Community Learning Circles - Shiloh Baptist Church

Hearing from Shiloh Centre for Multicultural Roots about the history of black settlement and migration in the Prairies.  

The early black settlers of Alberta were descended from African American slaves. Like many early settlers, they formed block settlements that allowed them to find belonging, safety and common ground within their community. However, their descendents feel they are lumped in with other black communities that don’t represent their experience and their distinct identity.

The church and christian faith are important identifiers for this community. Music (gospel, motown and jazz) and sports (baseball) were important community activities, especially in the early days.

The Railway was a source of good paying jobs for many men black settlers, while the jobs for women were as maids; except Hatties Chicken Shack, which provided work for some women as waitresses.
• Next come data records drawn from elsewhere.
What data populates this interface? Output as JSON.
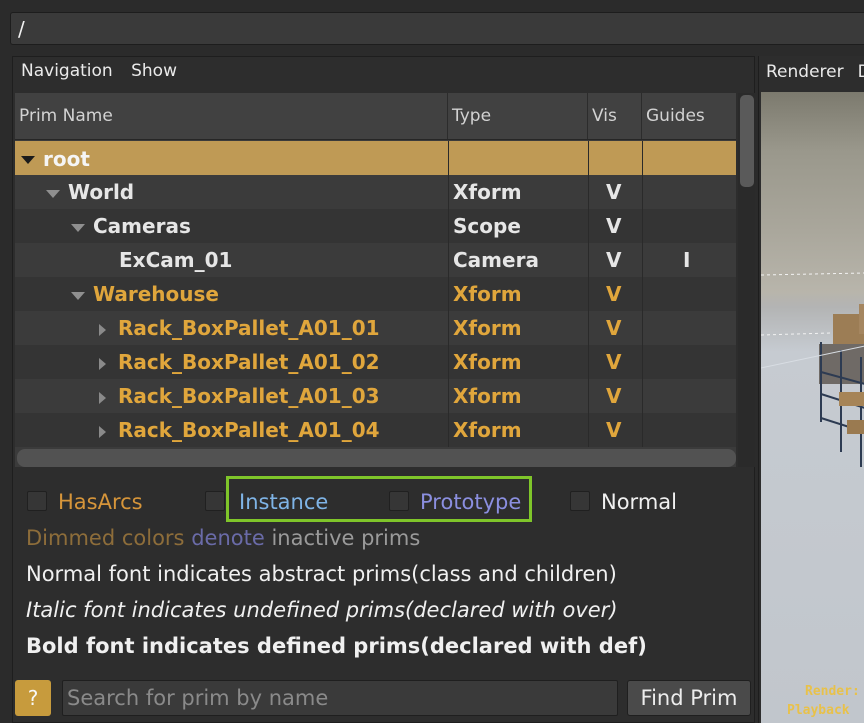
{
  "path_bar": {
    "value": "/"
  },
  "left_menu": {
    "items": [
      "Navigation",
      "Show"
    ]
  },
  "tree": {
    "columns": [
      "Prim Name",
      "Type",
      "Vis",
      "Guides"
    ],
    "rows": [
      {
        "name": "root",
        "type": "",
        "vis": "",
        "guides": ""
      },
      {
        "name": "World",
        "type": "Xform",
        "vis": "V",
        "guides": ""
      },
      {
        "name": "Cameras",
        "type": "Scope",
        "vis": "V",
        "guides": ""
      },
      {
        "name": "ExCam_01",
        "type": "Camera",
        "vis": "V",
        "guides": "I"
      },
      {
        "name": "Warehouse",
        "type": "Xform",
        "vis": "V",
        "guides": ""
      },
      {
        "name": "Rack_BoxPallet_A01_01",
        "type": "Xform",
        "vis": "V",
        "guides": ""
      },
      {
        "name": "Rack_BoxPallet_A01_02",
        "type": "Xform",
        "vis": "V",
        "guides": ""
      },
      {
        "name": "Rack_BoxPallet_A01_03",
        "type": "Xform",
        "vis": "V",
        "guides": ""
      },
      {
        "name": "Rack_BoxPallet_A01_04",
        "type": "Xform",
        "vis": "V",
        "guides": ""
      }
    ]
  },
  "legend": {
    "hasarcs": "HasArcs",
    "instance": "Instance",
    "prototype": "Prototype",
    "normal": "Normal",
    "colors": {
      "hasarcs": "#d6953a",
      "instance": "#7fb4e6",
      "prototype": "#8b8fe0",
      "normal": "#f0f0f0"
    }
  },
  "info": {
    "dimmed_1": "Dimmed colors",
    "dimmed_2": "denote",
    "dimmed_3": "inactive prims",
    "normal_font": "Normal font indicates abstract prims(class and children)",
    "italic_font": "Italic font indicates undefined prims(declared with over)",
    "bold_font": "Bold font indicates defined prims(declared with def)"
  },
  "search": {
    "help_label": "?",
    "placeholder": "Search for prim by name",
    "find_label": "Find Prim"
  },
  "right_menu": {
    "items": [
      "Renderer",
      "D"
    ]
  },
  "viewport": {
    "render_text": "Render:",
    "playback_text": "Playback"
  }
}
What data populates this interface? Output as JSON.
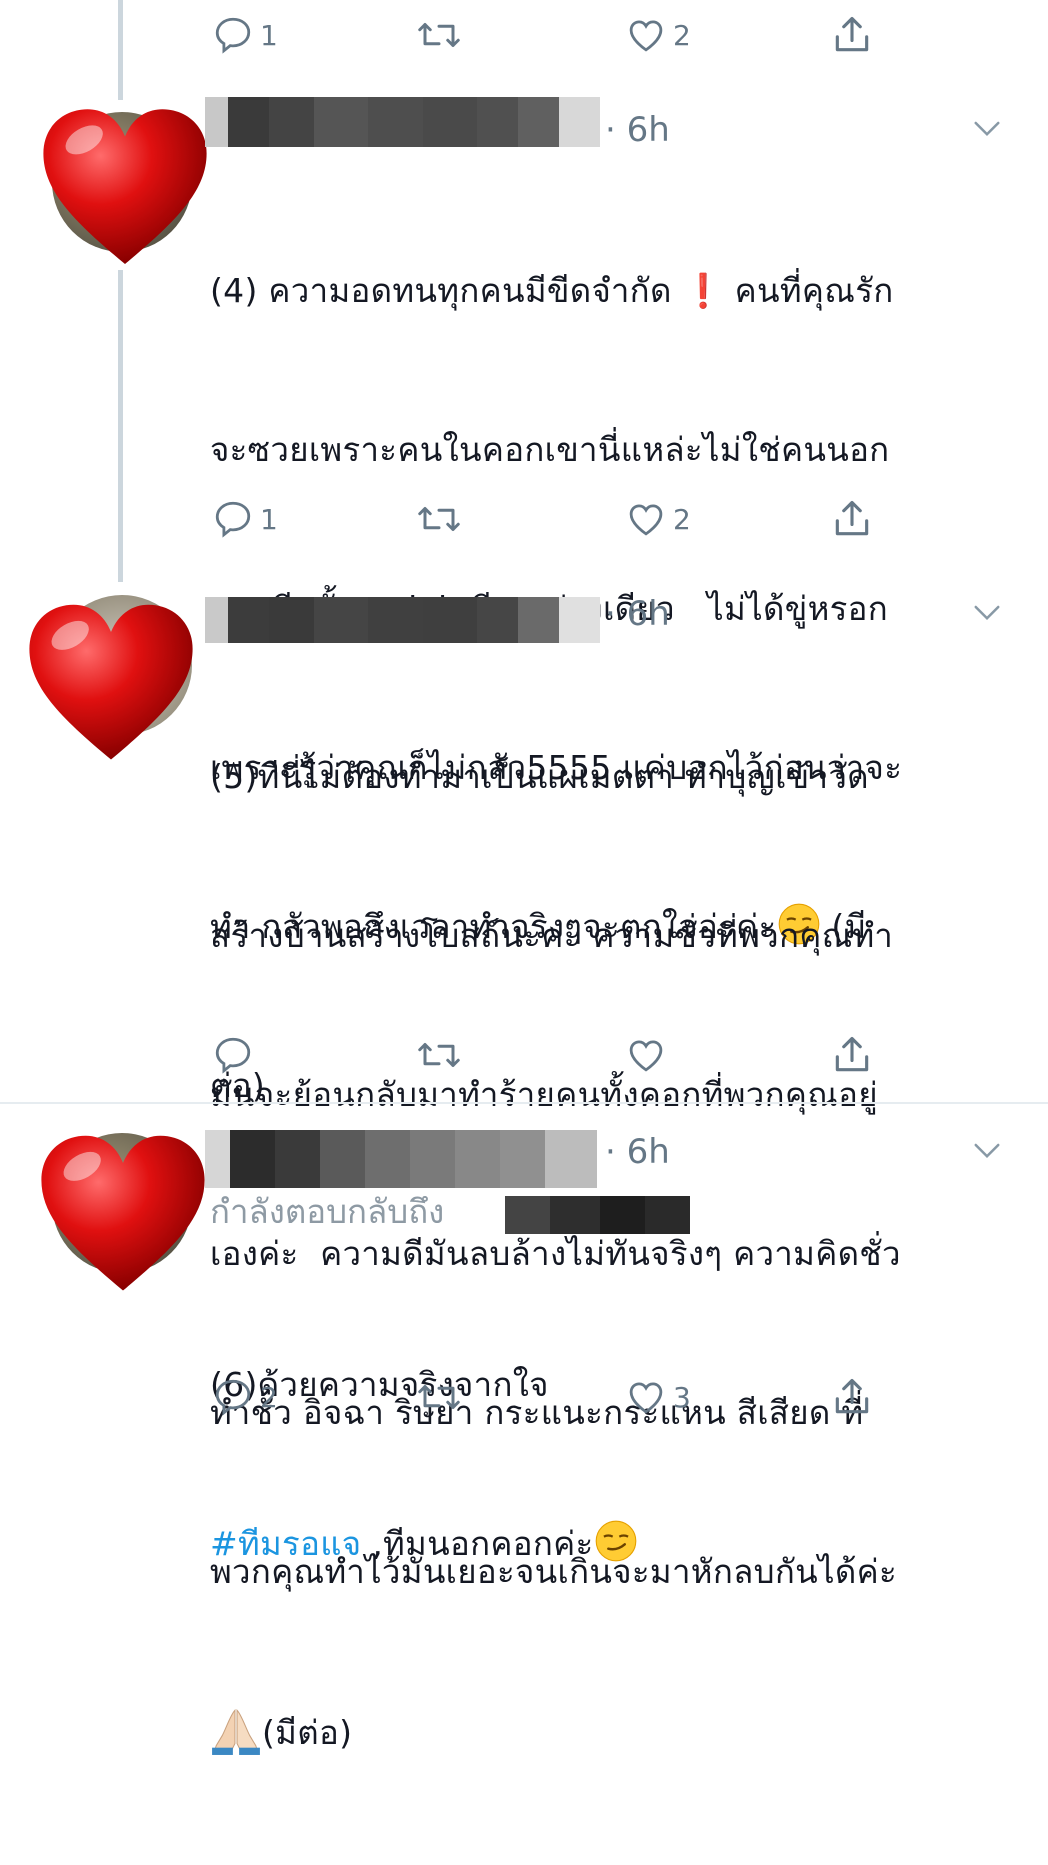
{
  "colors": {
    "accent": "#1b95e0",
    "text": "#141823",
    "muted": "#657786",
    "heart": "#d90d14",
    "thread_line": "#ccd6dd"
  },
  "top_actions": {
    "reply_count": "1",
    "like_count": "2"
  },
  "tweets": [
    {
      "time": "· 6h",
      "line1": "(4) ความอดทนทุกคนมีขีดจำกัด ",
      "line1_emoji": "❗",
      "line1_rest": " คนที่คุณรัก",
      "line2": "จะซวยเพราะคนในคอกเขานี่แหล่ะไม่ใช่คนนอก",
      "line3": "คอกอีกทั้งsocial เพียงอย่างเดียว   ไม่ได้ขู่หรอก",
      "line4": "เพราะรู้ว่าคุณก็ไม่กลัว5555 แค่บอกไว้ก่อนว่าจะ",
      "line5": "ทำ กลัวพอถึงเวลาทำจริงๆจะตกใจอ่ะค่ะ",
      "line5_tail": " (มี",
      "line6": "ต่อ)",
      "reply_count": "1",
      "like_count": "2",
      "icons": [
        "reply-icon",
        "retweet-icon",
        "like-icon",
        "share-icon"
      ]
    },
    {
      "time": "· 6h",
      "line1": "(5)ทีนี่ไม่ต้องทำมาเป็นแผ่เมตตา ทำบุญเข้าวัด",
      "line2": "สร้างบ้านสร้างโบสถ์นะคะ ความชั่วที่พวกคุณทำ",
      "line3": "มันจะย้อนกลับมาทำร้ายคนทั้งคอกที่พวกคุณอยู่",
      "line4": "เองค่ะ  ความดีมันลบล้างไม่ทันจริงๆ ความคิดชั่ว",
      "line5": "ทำชั่ว อิจฉา ริษยา กระแนะกระแหน สีเสียด ที่",
      "line6": "พวกคุณทำไว้มันเยอะจนเกินจะมาหักลบกันได้ค่ะ",
      "line7": "(มีต่อ)",
      "reply_count": "",
      "like_count": ""
    },
    {
      "time": "· 6h",
      "reply_to": "กำลังตอบกลับถึง",
      "line1": "(6)ด้วยความจริงจากใจ",
      "hashtag": "#ทีมรอแจ",
      "line2_rest": " ,ทีมนอกคอกค่ะ",
      "reply_count": "2",
      "like_count": "3"
    }
  ]
}
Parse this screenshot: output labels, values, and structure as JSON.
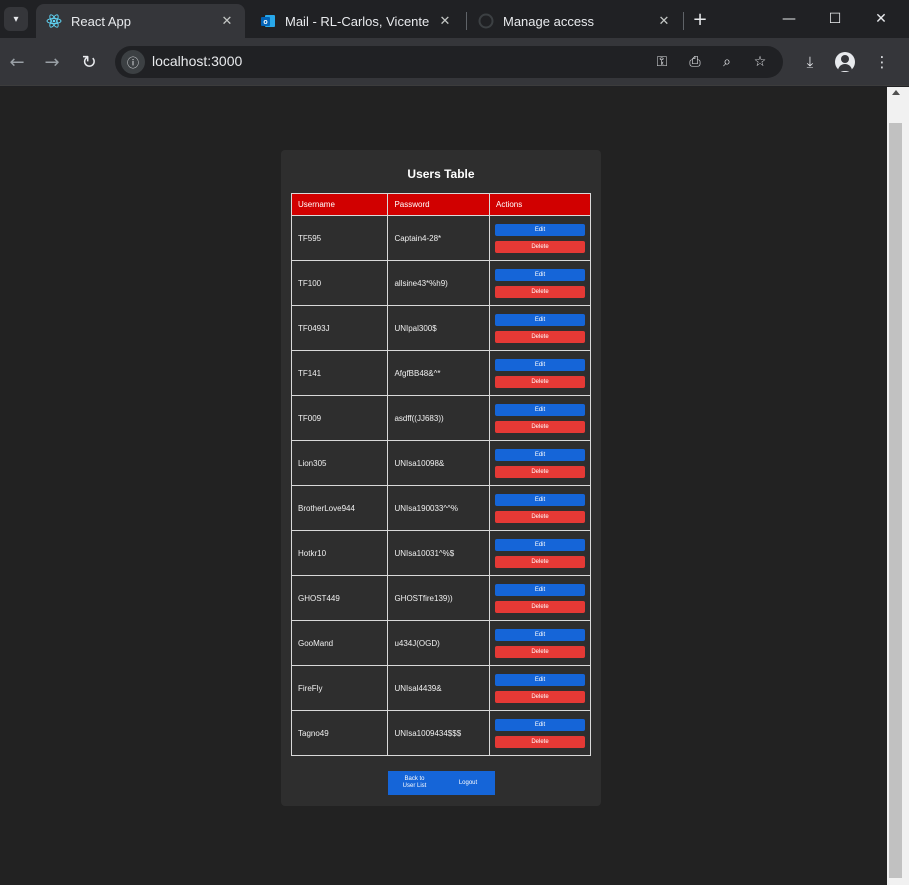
{
  "browser": {
    "tabs": [
      {
        "title": "React App",
        "active": true,
        "icon": "react-icon"
      },
      {
        "title": "Mail - RL-Carlos, Vicente (R",
        "active": false,
        "icon": "outlook-icon"
      },
      {
        "title": "Manage access",
        "active": false,
        "icon": "github-icon"
      }
    ],
    "url": "localhost:3000"
  },
  "page": {
    "title": "Users Table",
    "columns": [
      "Username",
      "Password",
      "Actions"
    ],
    "edit_label": "Edit",
    "delete_label": "Delete",
    "rows": [
      {
        "username": "TF595",
        "password": "Captain4-28*"
      },
      {
        "username": "TF100",
        "password": "allsine43*%h9)"
      },
      {
        "username": "TF0493J",
        "password": "UNIpal300$"
      },
      {
        "username": "TF141",
        "password": "AfgfBB48&^*"
      },
      {
        "username": "TF009",
        "password": "asdff((JJ683))"
      },
      {
        "username": "Lion305",
        "password": "UNIsa10098&"
      },
      {
        "username": "BrotherLove944",
        "password": "UNIsa190033^^%"
      },
      {
        "username": "Hotkr10",
        "password": "UNIsa10031^%$"
      },
      {
        "username": "GHOST449",
        "password": "GHOSTfire139))"
      },
      {
        "username": "GooMand",
        "password": "u434J(OGD)"
      },
      {
        "username": "FireFly",
        "password": "UNIsal4439&"
      },
      {
        "username": "Tagno49",
        "password": "UNIsa1009434$$$"
      }
    ],
    "back_button_line1": "Back to",
    "back_button_line2": "User List",
    "logout_label": "Logout"
  },
  "colors": {
    "header_red": "#d10000",
    "edit_blue": "#1565d8",
    "delete_red": "#e53935",
    "card_bg": "#2e2e2e",
    "page_bg": "#222222"
  }
}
Overall, the community members present wanted us to get a sense of the peaceful spirit of the early black settlers who saw themselves as new Canadians, wanting to live quietly alongside their neighbours across the Prairies. They suggested a depiction loosely based on ‘Soul Train’ that shows the evolution of the community from then to now; how can we depict the current day Black diaspora in all its diversity?  “We are the Roots” is a local documentary detailing the history of Amber Valley and other settlements and highlighting contributions from the community.

Neximar Alarcon